The manakins that stay through the rainy season are able to secure the best breeding sites for themselves, and their continued presence in manakin society means they can improve their social standing. All of this makes them more attractive to female, leaving the migratory manakins out in the cold.
Researcher Alice Boyle explains the several factors at work in this decision:
"Birds that are younger are more likely to migrate because they still have several years of breeding opportunities ahead of them. It's often the older birds with a higher status that stay not only because there is a sense of urgency to breed but also they know staying will improve their chances of becoming an alpha [male]. These factors can change from year to year which is why we see these birds choose different options each year. They have to decide what makes the most sense for them based on their status and condition."
There are also health factors to consider, Boyle says, pointing to the fact that most of the migrating manakins wouldn't likely survive the heavy rains if they stayed. Under those circumstances, there's not much point in trying to become the alpha male if you'll be too dead to enjoy it.
Fellow researcher Ryan Norris explains that these partially migratory birds are a great window into the larger evolution of bird migration:
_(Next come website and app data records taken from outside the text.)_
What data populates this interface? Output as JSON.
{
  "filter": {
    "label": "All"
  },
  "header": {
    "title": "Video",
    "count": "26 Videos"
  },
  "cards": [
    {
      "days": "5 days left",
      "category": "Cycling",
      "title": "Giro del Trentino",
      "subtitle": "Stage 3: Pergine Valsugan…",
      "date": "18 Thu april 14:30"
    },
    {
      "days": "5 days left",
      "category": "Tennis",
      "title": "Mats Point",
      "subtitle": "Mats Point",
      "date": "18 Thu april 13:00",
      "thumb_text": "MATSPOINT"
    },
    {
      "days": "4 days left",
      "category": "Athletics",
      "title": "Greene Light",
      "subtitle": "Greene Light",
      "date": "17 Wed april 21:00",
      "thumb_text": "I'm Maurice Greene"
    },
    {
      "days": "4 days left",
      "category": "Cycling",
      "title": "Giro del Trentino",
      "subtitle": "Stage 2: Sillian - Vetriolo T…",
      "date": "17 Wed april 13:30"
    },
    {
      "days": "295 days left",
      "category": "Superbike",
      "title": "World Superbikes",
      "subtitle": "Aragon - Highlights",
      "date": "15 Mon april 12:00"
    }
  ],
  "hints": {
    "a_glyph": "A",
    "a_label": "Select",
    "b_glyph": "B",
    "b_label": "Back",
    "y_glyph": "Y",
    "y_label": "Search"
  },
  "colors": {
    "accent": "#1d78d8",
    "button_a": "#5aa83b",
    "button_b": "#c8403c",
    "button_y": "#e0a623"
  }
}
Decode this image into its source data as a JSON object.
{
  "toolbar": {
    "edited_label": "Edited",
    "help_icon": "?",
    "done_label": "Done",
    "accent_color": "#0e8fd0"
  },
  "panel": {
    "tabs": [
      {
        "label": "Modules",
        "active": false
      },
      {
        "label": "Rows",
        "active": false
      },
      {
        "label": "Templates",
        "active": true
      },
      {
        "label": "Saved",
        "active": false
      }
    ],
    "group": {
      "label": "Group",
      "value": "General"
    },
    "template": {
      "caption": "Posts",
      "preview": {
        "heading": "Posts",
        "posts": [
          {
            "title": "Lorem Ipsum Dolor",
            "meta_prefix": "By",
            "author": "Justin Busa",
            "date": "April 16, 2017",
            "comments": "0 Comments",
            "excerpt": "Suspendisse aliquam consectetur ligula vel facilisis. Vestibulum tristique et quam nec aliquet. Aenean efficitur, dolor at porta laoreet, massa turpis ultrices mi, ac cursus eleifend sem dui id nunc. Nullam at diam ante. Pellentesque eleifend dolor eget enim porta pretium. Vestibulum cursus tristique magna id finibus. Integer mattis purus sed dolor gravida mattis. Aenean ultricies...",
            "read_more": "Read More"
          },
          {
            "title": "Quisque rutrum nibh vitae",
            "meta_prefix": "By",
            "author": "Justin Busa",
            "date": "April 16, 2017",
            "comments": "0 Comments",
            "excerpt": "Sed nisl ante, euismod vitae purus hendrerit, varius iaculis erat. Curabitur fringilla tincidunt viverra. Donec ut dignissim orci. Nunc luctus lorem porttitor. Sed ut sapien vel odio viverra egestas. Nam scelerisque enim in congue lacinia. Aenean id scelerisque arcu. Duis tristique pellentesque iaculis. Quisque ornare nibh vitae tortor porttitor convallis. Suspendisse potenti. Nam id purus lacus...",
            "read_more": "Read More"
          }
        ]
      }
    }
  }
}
"The manakins are faced with the choice of boosting their chances of survival or boosting their chances of breeding. Most animals migrate because of the cold but in the tropics you see some populations that are partially migratory. These species provide a window into the evolution of migrating and a unique opportunity to examine the costs and benefits of this behaviour."
Via Biology Letters.